Celebrate Her Breakthrough

Legions of women quietly broke barriers this year.

November 29, 2017 by Steve Hollingworth and Lauren Hendricks

2017 was a year of breakthroughs. Women in Saudi Arabia finally won the legal right to drive. Serena Williams became the first tennis player (and not just the first female player) to win 23 Grand Slam singles titles in the open era. There have been so many women breaking ground in their fields, from baseball to medicine, that Time magazine chronicled an entire edition of Women’s "Firsts" this year.

But there have been legions of women who made their firsts quietly. Chipping away at age-old social and institutional barriers that have long restricted everything from when they eat to how they earn and manage money. These barriers have kept nearly one billion women, men and children trapped in extreme poverty and vulnerable to hunger and malnutrition. 

As we at Grameen Foundation look ahead to 2018, we believe that breakthroughs to end poverty and hunger are not only essential, but closer than ever. Our new logo, launched just last month, reflects this conviction. It is a circle of strength and resilience. Its colorful components speak to our work in digital financial services, agriculture, and health, and their integration into solutions with the power to break through poverty and hunger.

The magenta sphere represents the most important breakthrough of all: hers.  It is the breakthrough of a woman who is no longer afraid to try something new. Using new tools, knowledge and connections, she began saving.  She invested in her farm. She talked to her husband about planning their family. She learned how to protect her children against common illnesses. She took action. She changed her life, and the lives of her children and her community.  

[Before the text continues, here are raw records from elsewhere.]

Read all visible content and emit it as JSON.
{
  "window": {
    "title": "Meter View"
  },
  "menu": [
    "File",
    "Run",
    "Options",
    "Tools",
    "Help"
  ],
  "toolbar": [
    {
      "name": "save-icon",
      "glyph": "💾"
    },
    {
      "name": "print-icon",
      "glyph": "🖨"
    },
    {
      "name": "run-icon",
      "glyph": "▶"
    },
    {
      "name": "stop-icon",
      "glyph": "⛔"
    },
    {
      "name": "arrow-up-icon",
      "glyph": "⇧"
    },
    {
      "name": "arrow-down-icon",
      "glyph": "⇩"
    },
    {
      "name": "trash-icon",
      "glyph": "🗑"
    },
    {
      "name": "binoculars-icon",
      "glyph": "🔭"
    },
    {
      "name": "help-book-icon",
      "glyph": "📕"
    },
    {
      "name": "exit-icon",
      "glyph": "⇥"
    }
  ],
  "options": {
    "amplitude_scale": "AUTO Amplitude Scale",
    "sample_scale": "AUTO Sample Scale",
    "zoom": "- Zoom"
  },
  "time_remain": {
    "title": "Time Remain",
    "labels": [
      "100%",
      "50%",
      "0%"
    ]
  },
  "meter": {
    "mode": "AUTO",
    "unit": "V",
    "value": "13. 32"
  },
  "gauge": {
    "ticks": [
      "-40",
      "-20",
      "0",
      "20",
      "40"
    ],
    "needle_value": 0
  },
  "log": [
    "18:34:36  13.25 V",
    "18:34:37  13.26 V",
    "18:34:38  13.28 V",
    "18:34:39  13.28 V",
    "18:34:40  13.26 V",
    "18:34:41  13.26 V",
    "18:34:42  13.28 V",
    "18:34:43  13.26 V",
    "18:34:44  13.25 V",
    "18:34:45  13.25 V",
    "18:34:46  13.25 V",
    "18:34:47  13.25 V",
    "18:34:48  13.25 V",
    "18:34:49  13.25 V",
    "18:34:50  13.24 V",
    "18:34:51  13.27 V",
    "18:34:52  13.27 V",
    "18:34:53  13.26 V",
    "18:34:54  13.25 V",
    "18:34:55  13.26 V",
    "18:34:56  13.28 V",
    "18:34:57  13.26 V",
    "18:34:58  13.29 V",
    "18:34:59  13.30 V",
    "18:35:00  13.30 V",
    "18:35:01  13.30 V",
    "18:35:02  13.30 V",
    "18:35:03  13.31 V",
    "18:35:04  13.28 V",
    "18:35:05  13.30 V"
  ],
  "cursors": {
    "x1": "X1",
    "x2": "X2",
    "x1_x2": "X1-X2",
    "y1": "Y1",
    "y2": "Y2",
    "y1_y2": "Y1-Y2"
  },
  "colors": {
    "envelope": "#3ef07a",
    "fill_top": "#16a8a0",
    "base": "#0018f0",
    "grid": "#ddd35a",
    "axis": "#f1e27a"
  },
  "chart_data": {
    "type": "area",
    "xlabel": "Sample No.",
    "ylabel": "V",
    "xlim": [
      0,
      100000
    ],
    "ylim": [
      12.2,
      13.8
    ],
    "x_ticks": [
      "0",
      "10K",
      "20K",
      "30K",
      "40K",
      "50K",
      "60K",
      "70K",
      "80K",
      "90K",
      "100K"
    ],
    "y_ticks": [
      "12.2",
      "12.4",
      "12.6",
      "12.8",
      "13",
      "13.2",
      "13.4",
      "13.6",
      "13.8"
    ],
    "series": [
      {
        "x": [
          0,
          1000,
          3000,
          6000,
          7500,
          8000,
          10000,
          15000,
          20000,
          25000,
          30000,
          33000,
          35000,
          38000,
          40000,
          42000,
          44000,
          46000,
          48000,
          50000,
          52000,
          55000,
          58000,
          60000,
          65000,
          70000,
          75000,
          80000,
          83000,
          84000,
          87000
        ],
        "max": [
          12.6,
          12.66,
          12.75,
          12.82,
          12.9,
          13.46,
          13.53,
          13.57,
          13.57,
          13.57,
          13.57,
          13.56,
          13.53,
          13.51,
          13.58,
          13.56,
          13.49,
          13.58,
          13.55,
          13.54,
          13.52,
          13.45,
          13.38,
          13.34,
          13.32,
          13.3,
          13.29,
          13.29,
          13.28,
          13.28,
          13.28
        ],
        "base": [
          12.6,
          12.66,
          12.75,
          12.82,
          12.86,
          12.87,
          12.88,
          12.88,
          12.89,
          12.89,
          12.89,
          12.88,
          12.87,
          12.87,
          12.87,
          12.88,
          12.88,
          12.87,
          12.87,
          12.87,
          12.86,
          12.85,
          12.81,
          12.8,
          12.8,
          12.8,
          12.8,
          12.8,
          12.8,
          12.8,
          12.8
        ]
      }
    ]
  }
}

For the next two weeks, we will feature stories of #HerBreakthrough - the breakthroughs of remarkable women with whom we have worked. Some gained confidence through training in digital and financial literacy. They gained access to financial services over their mobile phones, and turned that access into opportunity. Others were empowered as they participated in local women’s savings or self-help groups, where new ideas and skills find fertile ground. All make quiet breakthroughs every day. They inspire us.

They are women like Kankuri (she goes by one name). Until about a year ago, she never questioned eating only what was left over from her husband and children. Usually it was just a little rice and sauce. But as in too many poor communities, it was common practice for women and girls to eat last and least. It is a practice with serious health consequences: anemia is twice as high among women than men in India, and it is the leading cause of maternal deaths.

Kankuri gained the courage to break with this tradition. Her breakthrough came after joining a local women’s self-help group that was participating in a nutrition training program designed by Grameen Foundation staff and Freedom from Hunger India Trust. Its “Gender Dialogues” prompted animated discussions among the women and, later, with their husbands.

Soon, Kankuri began talking with her husband about how to improve their family’s health and food security. She began growing nutrient-rich vegetables and cooking in an iron pot. Then, her husband agreed that all family members should eat together and share the same nutritious foods. And he finally recognized Kankuri’s right to make her own decisions about activities outside the house. Another social taboo broken. Meanwhile, their food security and incomes improved as Kankuri began selling her garden vegetables. rather than firewood.

That program, the Rajasthan Nutrition Program, has engaged more than 8,100 women, generating countless such breakthroughs, and benefitting their 30,000 family members. Food security for women and their children more than doubled, and dietary diversity increased. Joint decisions by husbands and wives - rather than by men alone - became more common: husband-only decisions on food purchases decreased from 69 to 28 percent, and joint decisions more than doubled from 27 to 55 percent.        

Too often, breakthroughs for women are only recognized when they shatter glass ceilings or march into boardrooms.

For most women - women like Kankuri - the revolution is much quieter.

Today we are celebrating their victories. And we hope they inspire new firsts tomorrow. Join us on Facebook, Twitter and Instagram for #HerBreakthrough, a celebration of women’s progress in improving their health, confidence and incomes. Look for the #HerBreakthrough hashtag and use it to share stories and photos about the unassuming, groundbreaking women you have met.